- EXERCISE
An exact copy of the data is needed, but without any of its images.

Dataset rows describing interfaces
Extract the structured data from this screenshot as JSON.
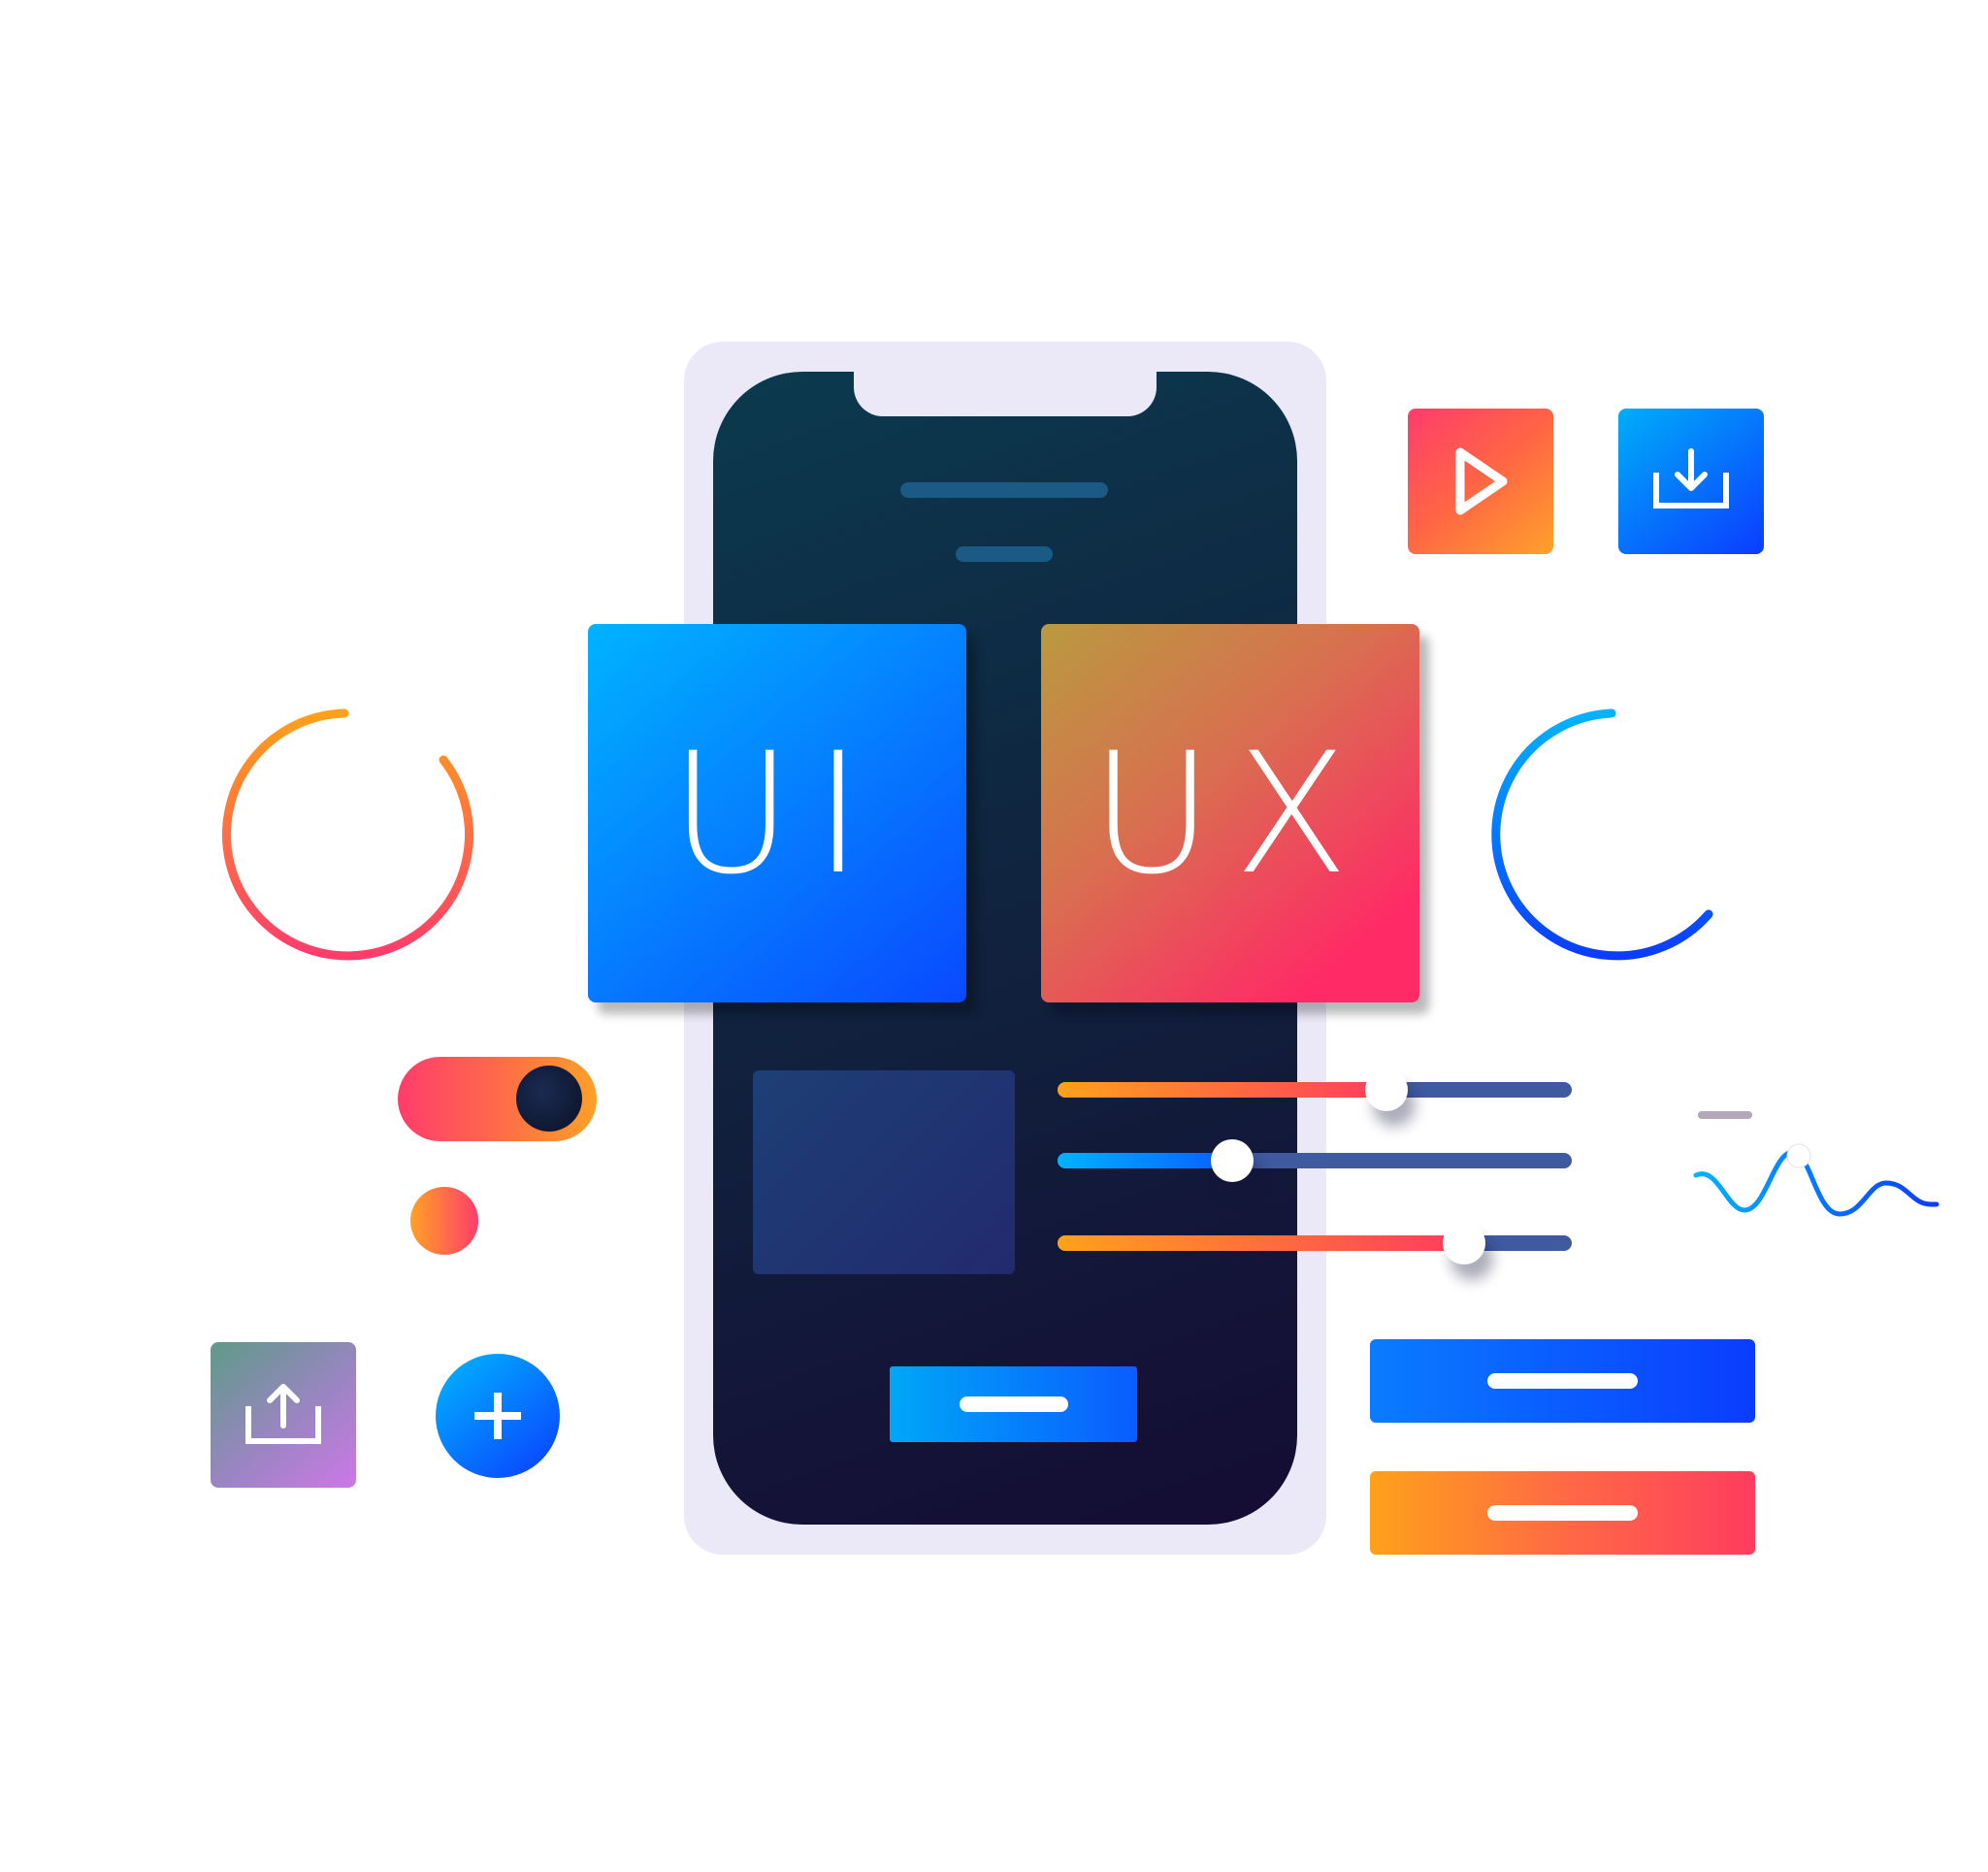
{
  "tiles": {
    "ui_label": "UI",
    "ux_label": "UX"
  },
  "icons": {
    "play": "play-icon",
    "download": "download-icon",
    "upload": "upload-icon",
    "plus": "plus-icon"
  },
  "toggle": {
    "state": "on"
  },
  "sliders": [
    {
      "level": 0.64,
      "fill": [
        "#ffa11a",
        "#ff3c5f"
      ]
    },
    {
      "level": 0.34,
      "fill": [
        "#00b3ff",
        "#0a5cff"
      ]
    },
    {
      "level": 0.79,
      "fill": [
        "#ffa11a",
        "#ff3c5f"
      ]
    }
  ],
  "colors": {
    "phone_frame": "#ebe9f7",
    "screen_dark": "#10243f",
    "accent_blue": "#0a49ff",
    "accent_pink": "#ff2a66",
    "accent_orange": "#ffa126"
  }
}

- PROBLEM SOLUTION
Extract the structured data from this screenshot as JSON.
{
  "tiles": {
    "ui_label": "UI",
    "ux_label": "UX"
  },
  "icons": {
    "play": "play-icon",
    "download": "download-icon",
    "upload": "upload-icon",
    "plus": "plus-icon"
  },
  "toggle": {
    "state": "on"
  },
  "sliders": [
    {
      "level": 0.64,
      "fill": [
        "#ffa11a",
        "#ff3c5f"
      ]
    },
    {
      "level": 0.34,
      "fill": [
        "#00b3ff",
        "#0a5cff"
      ]
    },
    {
      "level": 0.79,
      "fill": [
        "#ffa11a",
        "#ff3c5f"
      ]
    }
  ],
  "colors": {
    "phone_frame": "#ebe9f7",
    "screen_dark": "#10243f",
    "accent_blue": "#0a49ff",
    "accent_pink": "#ff2a66",
    "accent_orange": "#ffa126"
  }
}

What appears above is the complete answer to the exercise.